It was 1935. I was twelve years old, in the beginning of the eighth grade at Roosevelt Junior High School in San Diego. I left school as usual that day and went as usual to my mother’s office in the Spreckles Building where she worked as a secretary/ receptionist. To my surprise, there was my stepfather Leslie leaning on his knuckles on her desk. I had never seen him in her office before. I realized later that he was wearing his whites—not regulation for San Diego. He had just learned that his ship was bound for Hawaii, and was to be stationed at Pearl Harbor.
As I walked in he said, “Carrie, would you like to go to Hawaii?” “Sure,” I answered, without another thought. Who wouldn’t like to go to Hawaii? Visions of Bing Crosby wearing a lei and crooning “Blue Hawaii” made me smile. Dream stuff. That was the last time I saw him until the following June, when our ship, the Matsonia, docked in Honolulu.
Thus it was that our lives’ decisions were made. I hadn’t known he really meant we were going. I hadn’t known he meant we were to live there. But go there, we did. Live there, we did.
Within a few weeks my mother got a job managing an apartment-hotel right on Waikiki Beach, adjacent to the Army’s Fort DeRussy, on the far side from the Royal Hawaiian Hotel. One day I was coming home from school and noticed a small group of soldiers slinking across the street. I noticed them because soldiers usually did not slink—they swaggered. I took a few steps closer, looked into the shrubs where they had disappeared, and found myself looking directly down five rifle barrels. I froze with terror. Then one of the soldiers said, “Click, you’re dead.” Then they got up and walked away between the houses. I went on into my own house, and told my folks, and they told me that the Army was having maneuvers, that it had been announced in the newspapers.
Also, at about that time I was interested in an article in the morning Honolulu Advertiser. It was at the bottom of the front page, two columns wide, and about five inches deep. It said that Japan was claiming the Hawaiian Islands as their territory. When I asked my folks about that article, they told me that Japan had been claiming the Islands for a long time and no one paid any attention to it. But we all knew that at that time the Island population was 40% Japanese, 30% Chinese, 15% Caucasian, and the other 15% was made up of Hawaiians, other Polynesians, Filipinos, and others. That was in 1936.
By the time I was graduated from High School in 1940, the influx of American Armed Service men was overwhelming.

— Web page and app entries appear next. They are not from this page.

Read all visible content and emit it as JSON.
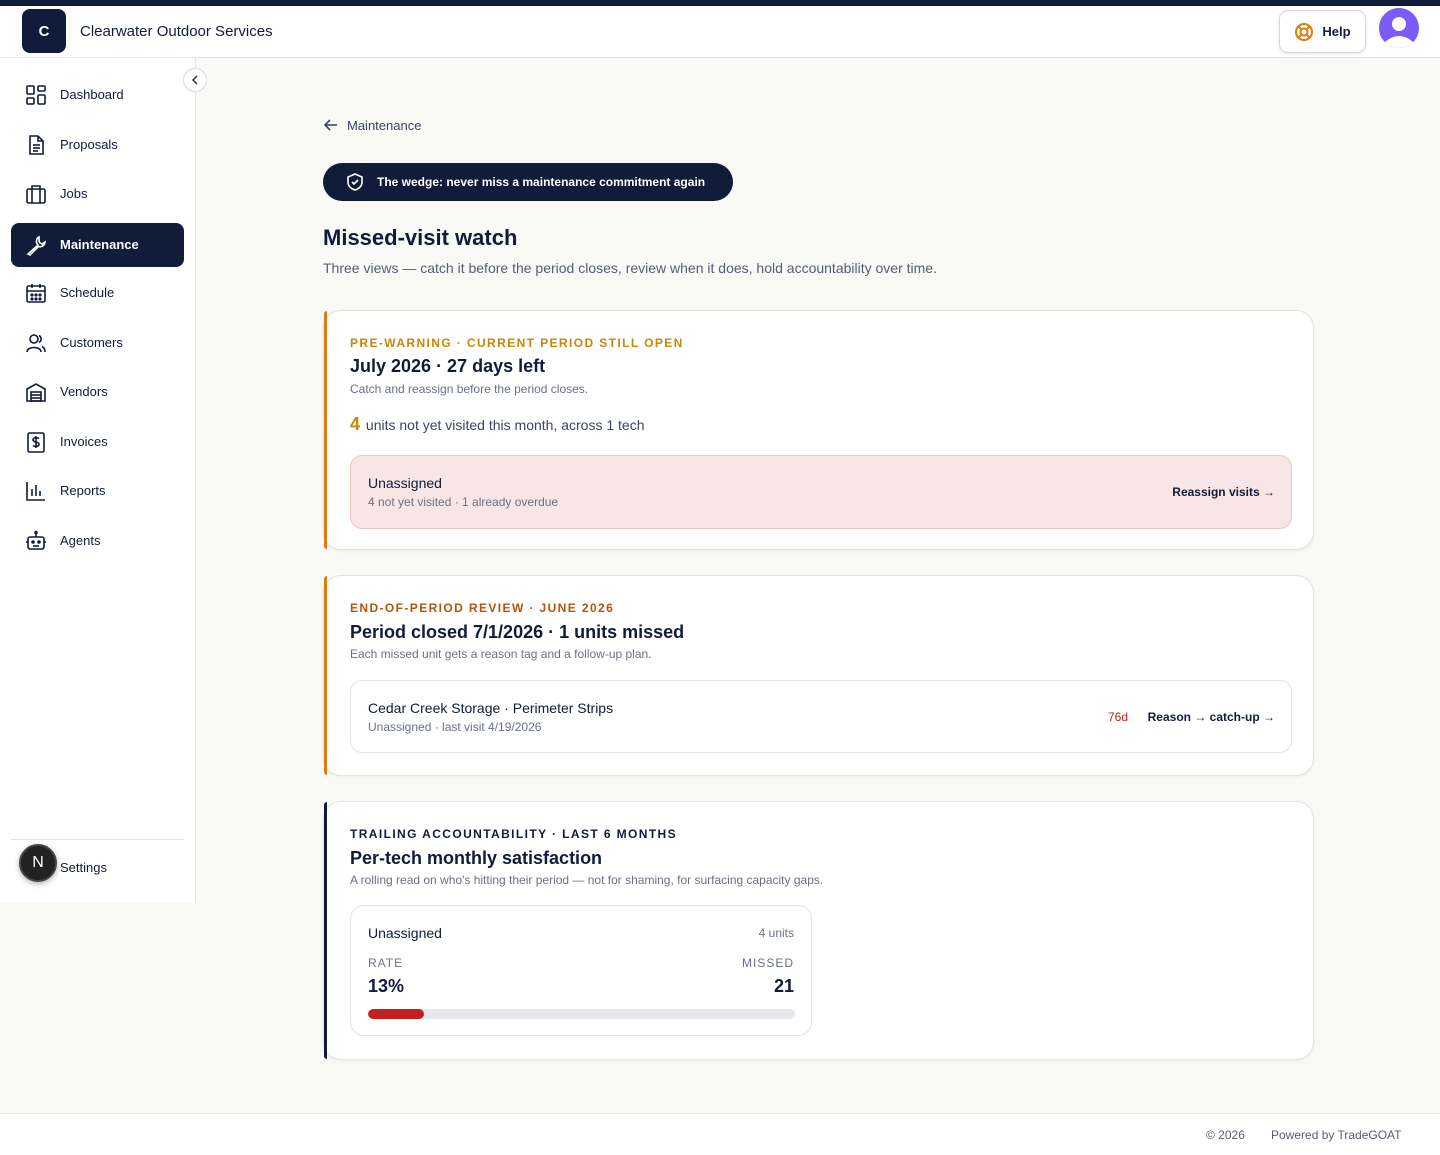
{
  "header": {
    "logo_letter": "C",
    "company": "Clearwater Outdoor Services",
    "help_label": "Help"
  },
  "sidebar": {
    "items": [
      {
        "label": "Dashboard",
        "icon": "grid-icon"
      },
      {
        "label": "Proposals",
        "icon": "document-icon"
      },
      {
        "label": "Jobs",
        "icon": "briefcase-icon"
      },
      {
        "label": "Maintenance",
        "icon": "wrench-icon",
        "active": true
      },
      {
        "label": "Schedule",
        "icon": "calendar-icon"
      },
      {
        "label": "Customers",
        "icon": "users-icon"
      },
      {
        "label": "Vendors",
        "icon": "warehouse-icon"
      },
      {
        "label": "Invoices",
        "icon": "dollar-receipt-icon"
      },
      {
        "label": "Reports",
        "icon": "bar-chart-icon"
      },
      {
        "label": "Agents",
        "icon": "robot-icon"
      }
    ],
    "settings_label": "Settings",
    "badge_letter": "N"
  },
  "main": {
    "back_label": "Maintenance",
    "wedge_text": "The wedge: never miss a maintenance commitment again",
    "title": "Missed-visit watch",
    "subtitle": "Three views — catch it before the period closes, review when it does, hold accountability over time.",
    "prewarning": {
      "kicker": "PRE-WARNING · CURRENT PERIOD STILL OPEN",
      "title": "July 2026 · 27 days left",
      "sub": "Catch and reassign before the period closes.",
      "count": "4",
      "count_text": "units not yet visited this month, across 1 tech",
      "row_title": "Unassigned",
      "row_sub": "4 not yet visited · 1 already overdue",
      "action": "Reassign visits →"
    },
    "review": {
      "kicker": "END-OF-PERIOD REVIEW · JUNE 2026",
      "title": "Period closed 7/1/2026 · 1 units missed",
      "sub": "Each missed unit gets a reason tag and a follow-up plan.",
      "row_title": "Cedar Creek Storage · Perimeter Strips",
      "row_sub": "Unassigned · last visit 4/19/2026",
      "days": "76d",
      "action": "Reason → catch-up →"
    },
    "trailing": {
      "kicker": "TRAILING ACCOUNTABILITY · LAST 6 MONTHS",
      "title": "Per-tech monthly satisfaction",
      "sub": "A rolling read on who's hitting their period — not for shaming, for surfacing capacity gaps.",
      "tech_name": "Unassigned",
      "units": "4 units",
      "rate_label": "RATE",
      "rate_value": "13%",
      "rate_fraction": 0.13,
      "missed_label": "MISSED",
      "missed_value": "21"
    }
  },
  "footer": {
    "copyright": "© 2026",
    "powered": "Powered by TradeGOAT"
  },
  "colors": {
    "navy": "#111b3a",
    "amber": "#c8860a",
    "orange_accent": "#e07b0f",
    "red": "#c42020",
    "pink_bg": "#f8e6e6"
  }
}
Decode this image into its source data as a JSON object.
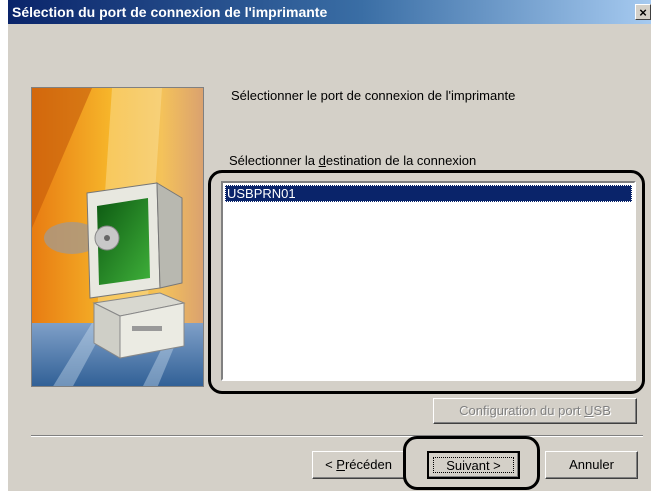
{
  "window": {
    "title": "Sélection du port de connexion de l'imprimante",
    "close_label": "×"
  },
  "main": {
    "heading": "Sélectionner le port de connexion de l'imprimante",
    "destination_label_before": "Sélectionner la ",
    "destination_label_accel": "d",
    "destination_label_after": "estination de la connexion",
    "list_items": [
      "USBPRN01"
    ],
    "selected_index": 0
  },
  "buttons": {
    "usb_config_before": "Configuration du port ",
    "usb_config_accel": "U",
    "usb_config_after": "SB",
    "usb_config_enabled": false,
    "back_before": "< ",
    "back_accel": "P",
    "back_after": "récéden",
    "next_label": "Suivant >",
    "cancel_label": "Annuler"
  }
}
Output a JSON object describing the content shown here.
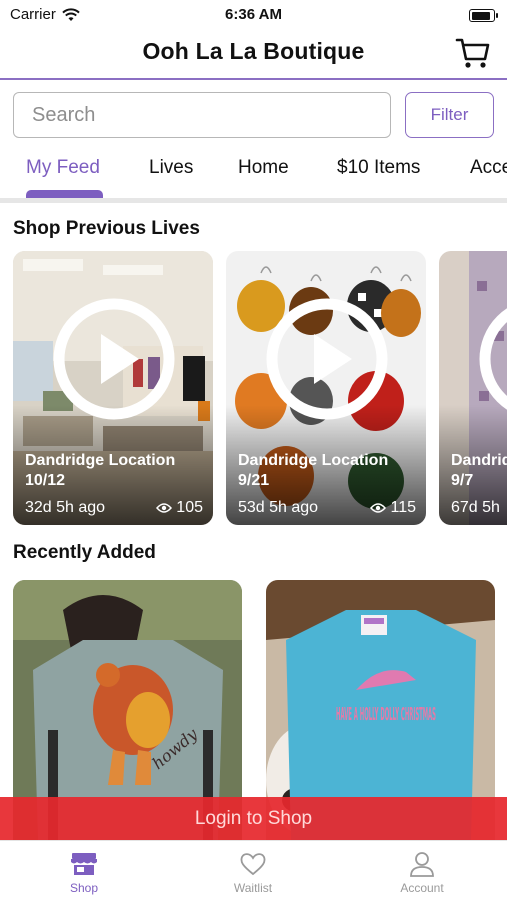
{
  "status_bar": {
    "carrier": "Carrier",
    "time": "6:36 AM",
    "battery_level": 0.9
  },
  "header": {
    "title": "Ooh La La Boutique",
    "cart_icon": "cart-icon"
  },
  "search": {
    "placeholder": "Search",
    "value": ""
  },
  "filter": {
    "label": "Filter"
  },
  "tabs": [
    {
      "label": "My Feed",
      "active": true
    },
    {
      "label": "Lives"
    },
    {
      "label": "Home"
    },
    {
      "label": "$10 Items"
    },
    {
      "label": "Acce"
    }
  ],
  "sections": {
    "previous_lives": "Shop Previous Lives",
    "recently_added": "Recently Added"
  },
  "lives": [
    {
      "name": "Dandridge Location",
      "date": "10/12",
      "ago": "32d 5h ago",
      "views": "105"
    },
    {
      "name": "Dandridge Location",
      "date": "9/21",
      "ago": "53d 5h ago",
      "views": "115"
    },
    {
      "name": "Dandrid",
      "date": "9/7",
      "ago": "67d 5h"
    }
  ],
  "recent_items": [
    {
      "print": "howdy"
    },
    {
      "print": "HAVE A HOLLY DOLLY CHRISTMAS"
    }
  ],
  "login_bar": {
    "label": "Login to Shop"
  },
  "bottom_nav": [
    {
      "label": "Shop",
      "icon": "store-icon",
      "active": true
    },
    {
      "label": "Waitlist",
      "icon": "heart-icon"
    },
    {
      "label": "Account",
      "icon": "person-icon"
    }
  ],
  "colors": {
    "accent": "#7d5ec0",
    "login_bar": "#e6282d"
  }
}
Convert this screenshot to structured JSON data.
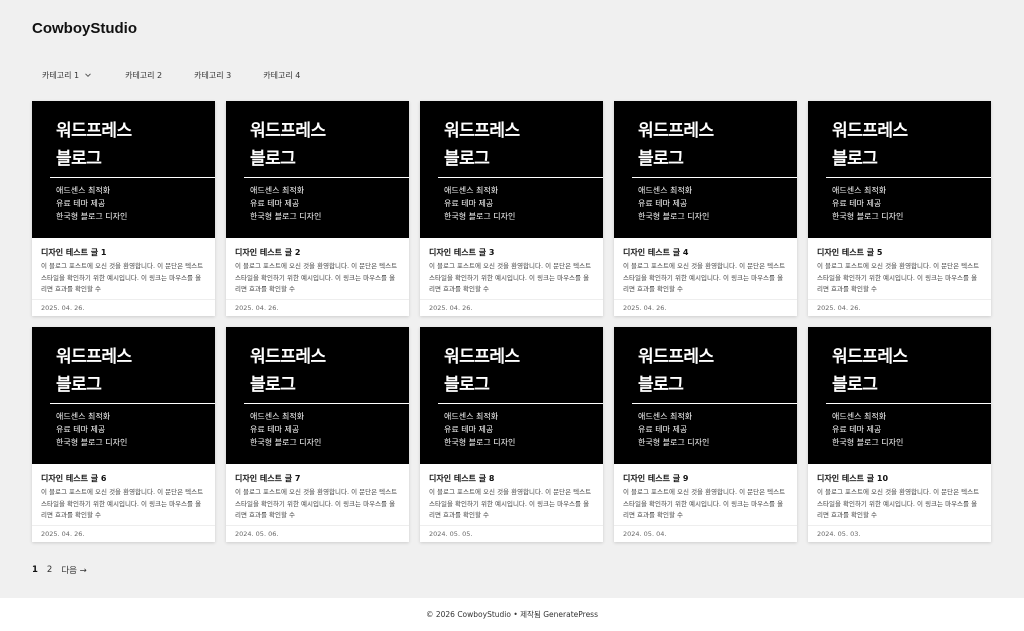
{
  "site": {
    "title": "CowboyStudio"
  },
  "nav": {
    "items": [
      {
        "label": "카테고리 1",
        "has_dropdown": true
      },
      {
        "label": "카테고리 2",
        "has_dropdown": false
      },
      {
        "label": "카테고리 3",
        "has_dropdown": false
      },
      {
        "label": "카테고리 4",
        "has_dropdown": false
      }
    ]
  },
  "posts": [
    {
      "thumb_line1": "워드프레스",
      "thumb_line2": "블로그",
      "thumb_sub1": "애드센스 최적화",
      "thumb_sub2": "유료 테마 제공",
      "thumb_sub3": "한국형 블로그 디자인",
      "title": "디자인 테스트 글 1",
      "excerpt": "이 블로그 포스트에 오신 것을 환영합니다. 이 문단은 텍스트 스타일을 확인하기 위한 예시입니다. 이 링크는 마우스를 올리면 효과를 확인할 수",
      "date": "2025. 04. 26."
    },
    {
      "thumb_line1": "워드프레스",
      "thumb_line2": "블로그",
      "thumb_sub1": "애드센스 최적화",
      "thumb_sub2": "유료 테마 제공",
      "thumb_sub3": "한국형 블로그 디자인",
      "title": "디자인 테스트 글 2",
      "excerpt": "이 블로그 포스트에 오신 것을 환영합니다. 이 문단은 텍스트 스타일을 확인하기 위한 예시입니다. 이 링크는 마우스를 올리면 효과를 확인할 수",
      "date": "2025. 04. 26."
    },
    {
      "thumb_line1": "워드프레스",
      "thumb_line2": "블로그",
      "thumb_sub1": "애드센스 최적화",
      "thumb_sub2": "유료 테마 제공",
      "thumb_sub3": "한국형 블로그 디자인",
      "title": "디자인 테스트 글 3",
      "excerpt": "이 블로그 포스트에 오신 것을 환영합니다. 이 문단은 텍스트 스타일을 확인하기 위한 예시입니다. 이 링크는 마우스를 올리면 효과를 확인할 수",
      "date": "2025. 04. 26."
    },
    {
      "thumb_line1": "워드프레스",
      "thumb_line2": "블로그",
      "thumb_sub1": "애드센스 최적화",
      "thumb_sub2": "유료 테마 제공",
      "thumb_sub3": "한국형 블로그 디자인",
      "title": "디자인 테스트 글 4",
      "excerpt": "이 블로그 포스트에 오신 것을 환영합니다. 이 문단은 텍스트 스타일을 확인하기 위한 예시입니다. 이 링크는 마우스를 올리면 효과를 확인할 수",
      "date": "2025. 04. 26."
    },
    {
      "thumb_line1": "워드프레스",
      "thumb_line2": "블로그",
      "thumb_sub1": "애드센스 최적화",
      "thumb_sub2": "유료 테마 제공",
      "thumb_sub3": "한국형 블로그 디자인",
      "title": "디자인 테스트 글 5",
      "excerpt": "이 블로그 포스트에 오신 것을 환영합니다. 이 문단은 텍스트 스타일을 확인하기 위한 예시입니다. 이 링크는 마우스를 올리면 효과를 확인할 수",
      "date": "2025. 04. 26."
    },
    {
      "thumb_line1": "워드프레스",
      "thumb_line2": "블로그",
      "thumb_sub1": "애드센스 최적화",
      "thumb_sub2": "유료 테마 제공",
      "thumb_sub3": "한국형 블로그 디자인",
      "title": "디자인 테스트 글 6",
      "excerpt": "이 블로그 포스트에 오신 것을 환영합니다. 이 문단은 텍스트 스타일을 확인하기 위한 예시입니다. 이 링크는 마우스를 올리면 효과를 확인할 수",
      "date": "2025. 04. 26."
    },
    {
      "thumb_line1": "워드프레스",
      "thumb_line2": "블로그",
      "thumb_sub1": "애드센스 최적화",
      "thumb_sub2": "유료 테마 제공",
      "thumb_sub3": "한국형 블로그 디자인",
      "title": "디자인 테스트 글 7",
      "excerpt": "이 블로그 포스트에 오신 것을 환영합니다. 이 문단은 텍스트 스타일을 확인하기 위한 예시입니다. 이 링크는 마우스를 올리면 효과를 확인할 수",
      "date": "2024. 05. 06."
    },
    {
      "thumb_line1": "워드프레스",
      "thumb_line2": "블로그",
      "thumb_sub1": "애드센스 최적화",
      "thumb_sub2": "유료 테마 제공",
      "thumb_sub3": "한국형 블로그 디자인",
      "title": "디자인 테스트 글 8",
      "excerpt": "이 블로그 포스트에 오신 것을 환영합니다. 이 문단은 텍스트 스타일을 확인하기 위한 예시입니다. 이 링크는 마우스를 올리면 효과를 확인할 수",
      "date": "2024. 05. 05."
    },
    {
      "thumb_line1": "워드프레스",
      "thumb_line2": "블로그",
      "thumb_sub1": "애드센스 최적화",
      "thumb_sub2": "유료 테마 제공",
      "thumb_sub3": "한국형 블로그 디자인",
      "title": "디자인 테스트 글 9",
      "excerpt": "이 블로그 포스트에 오신 것을 환영합니다. 이 문단은 텍스트 스타일을 확인하기 위한 예시입니다. 이 링크는 마우스를 올리면 효과를 확인할 수",
      "date": "2024. 05. 04."
    },
    {
      "thumb_line1": "워드프레스",
      "thumb_line2": "블로그",
      "thumb_sub1": "애드센스 최적화",
      "thumb_sub2": "유료 테마 제공",
      "thumb_sub3": "한국형 블로그 디자인",
      "title": "디자인 테스트 글 10",
      "excerpt": "이 블로그 포스트에 오신 것을 환영합니다. 이 문단은 텍스트 스타일을 확인하기 위한 예시입니다. 이 링크는 마우스를 올리면 효과를 확인할 수",
      "date": "2024. 05. 03."
    }
  ],
  "pagination": {
    "pages": [
      {
        "label": "1",
        "current": true
      },
      {
        "label": "2",
        "current": false
      }
    ],
    "next_label": "다음 →"
  },
  "footer": {
    "text": "© 2026 CowboyStudio • 제작됨 GeneratePress"
  },
  "colors": {
    "background": "#f0f0f0",
    "thumbnail": "#000000",
    "card": "#ffffff"
  }
}
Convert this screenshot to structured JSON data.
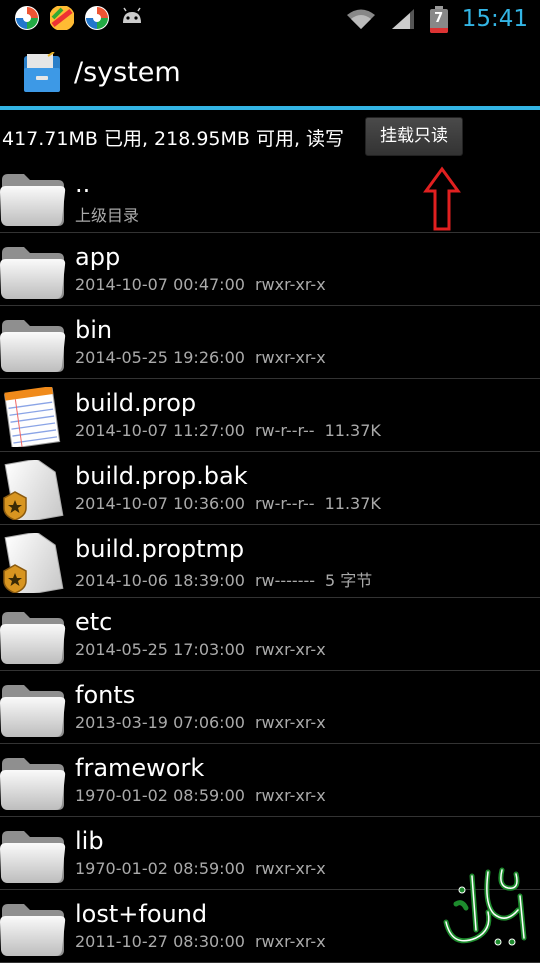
{
  "status_bar": {
    "time": "15:41",
    "battery_level": "7",
    "notification_icons": [
      "app-icon-1",
      "app-icon-2",
      "app-icon-3",
      "android-icon"
    ]
  },
  "header": {
    "title": "/system"
  },
  "storage": {
    "info": "417.71MB 已用, 218.95MB 可用, 读写",
    "mount_button": "挂载只读"
  },
  "files": [
    {
      "name": "..",
      "date": "上级目录",
      "perm": "",
      "size": "",
      "icon": "folder-icon"
    },
    {
      "name": "app",
      "date": "2014-10-07 00:47:00",
      "perm": "rwxr-xr-x",
      "size": "",
      "icon": "folder-icon"
    },
    {
      "name": "bin",
      "date": "2014-05-25 19:26:00",
      "perm": "rwxr-xr-x",
      "size": "",
      "icon": "folder-icon"
    },
    {
      "name": "build.prop",
      "date": "2014-10-07 11:27:00",
      "perm": "rw-r--r--",
      "size": "11.37K",
      "icon": "notepad-icon"
    },
    {
      "name": "build.prop.bak",
      "date": "2014-10-07 10:36:00",
      "perm": "rw-r--r--",
      "size": "11.37K",
      "icon": "file-badge-icon"
    },
    {
      "name": "build.proptmp",
      "date": "2014-10-06 18:39:00",
      "perm": "rw-------",
      "size": "5 字节",
      "icon": "file-badge-icon"
    },
    {
      "name": "etc",
      "date": "2014-05-25 17:03:00",
      "perm": "rwxr-xr-x",
      "size": "",
      "icon": "folder-icon"
    },
    {
      "name": "fonts",
      "date": "2013-03-19 07:06:00",
      "perm": "rwxr-xr-x",
      "size": "",
      "icon": "folder-icon"
    },
    {
      "name": "framework",
      "date": "1970-01-02 08:59:00",
      "perm": "rwxr-xr-x",
      "size": "",
      "icon": "folder-icon"
    },
    {
      "name": "lib",
      "date": "1970-01-02 08:59:00",
      "perm": "rwxr-xr-x",
      "size": "",
      "icon": "folder-icon"
    },
    {
      "name": "lost+found",
      "date": "2011-10-27 08:30:00",
      "perm": "rwxr-xr-x",
      "size": "",
      "icon": "folder-icon"
    }
  ],
  "colors": {
    "accent": "#33b5e5",
    "arrow": "#e02020"
  }
}
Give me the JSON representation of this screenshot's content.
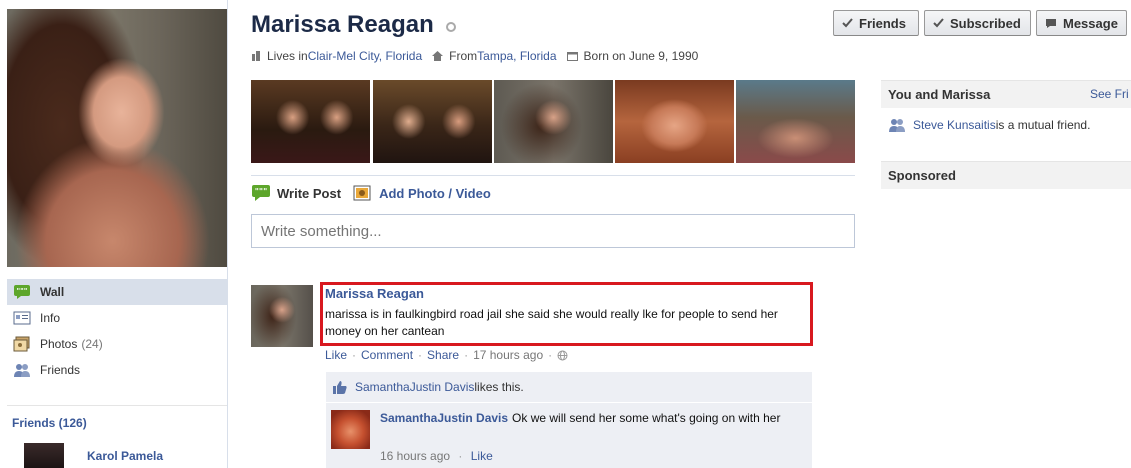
{
  "profile": {
    "name": "Marissa Reagan",
    "lives_prefix": "Lives in ",
    "lives_link": "Clair-Mel City, Florida",
    "from_prefix": "From ",
    "from_link": "Tampa, Florida",
    "born": "Born on June 9, 1990"
  },
  "header_buttons": {
    "friends": "Friends",
    "subscribed": "Subscribed",
    "message": "Message"
  },
  "sidebar": {
    "items": [
      {
        "label": "Wall"
      },
      {
        "label": "Info"
      },
      {
        "label": "Photos",
        "count": "(24)"
      },
      {
        "label": "Friends"
      }
    ],
    "friends_header": "Friends (126)",
    "friend_name": "Karol Pamela"
  },
  "composer": {
    "write_post": "Write Post",
    "add_photo": "Add Photo / Video",
    "placeholder": "Write something..."
  },
  "post": {
    "author": "Marissa Reagan",
    "body": "marissa is in faulkingbird road jail she said she would really lke for people to send her money on her cantean",
    "like": "Like",
    "comment": "Comment",
    "share": "Share",
    "time": "17 hours ago",
    "likes_name": "SamanthaJustin Davis",
    "likes_suffix": " likes this."
  },
  "comment": {
    "author": "SamanthaJustin Davis",
    "text": "Ok we will send her some what's going on with her",
    "time": "16 hours ago",
    "like": "Like"
  },
  "right": {
    "you_and": "You and Marissa",
    "see_all": "See Fri",
    "mutual_name": "Steve Kunsaitis",
    "mutual_suffix": " is a mutual friend.",
    "sponsored": "Sponsored"
  },
  "colors": {
    "link": "#3b5998",
    "highlight": "#d8181f",
    "nav_active": "#d8dfea"
  }
}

We young women had dates every night of the week, and twice on the weekends.
Leslie, my stepfather had retired after 30 years in the Navy. He was called back into the Service, and shipped to the Caribbean where, from a “Destroyer Tender,” he worked on the destroyers that had been fighting in the Atlantic and come back to port to be repaired and sent out again.
By January of 1941, there were Marines, fully prepared for battle, patrolling every street and alley over the Island every fifteen minutes, twenty-four hours a day, seven days a week. Machine gun nests, fully manned and ready for action, were camouflaged in many bushes and hedges.
One Saturday night an Island boy I dated regularly took me out on a double date. After the dance the other couple drove us up to the top of Diamond Head, as the saying goes, “to watch the submarine races.”
I didn’t care to watch the submarine races, so I got out of the car in my white organdy formal, and started walking. Suddenly, out of the night appeared a soldier pointing a rifle at me. He was saying, “Halt or I’ll shoot. Halt or I’ll shoot. Halt or I’ll shoot.” He looked no older than seventeen, and seemed to be scared as his voice quavered. He talked so low I could not have understood him if I hadn’t heard that that was the required command. I called out, equally scared, “I’ve halted. I’ve halted, I’ve halted.” At that point Gordon caught up with me, escorted me back to the car, and we drove back down to the highway. I learned later that Diamond Head, an extinct volcano, was the site of an ammunition dump.
With Leslie gone and war seeming imminent, my mother decided we should get back to the Mainland, and got us booked on a Navy Transport Ship. We sailed to San Francisco in February of 1941. She felt we would be safer inland, away from the coast, so she bought a small house on a couple of acres about twenty miles east of Santa Rosa, California. She and I lived there, awaiting the end of the war and the time Leslie would return home. I was going to Santa Rosa Junior College.
On December 7th, 1941, she was in bed, knitting. I was up—perhaps I had been out and just come home. The radio was on, and the news flash came through that Pearl Harbor had been bombed by the Japanese. She lay there stunned, and then cried, “No, no!” She flailed her legs as though having a temper tantrum, and then she was quiet for a long time.
I remember nothing more than that. For myself, I was always completely bewildered that the U.S. armed forces could have been so surprised when they had been preparing for an attack for so long.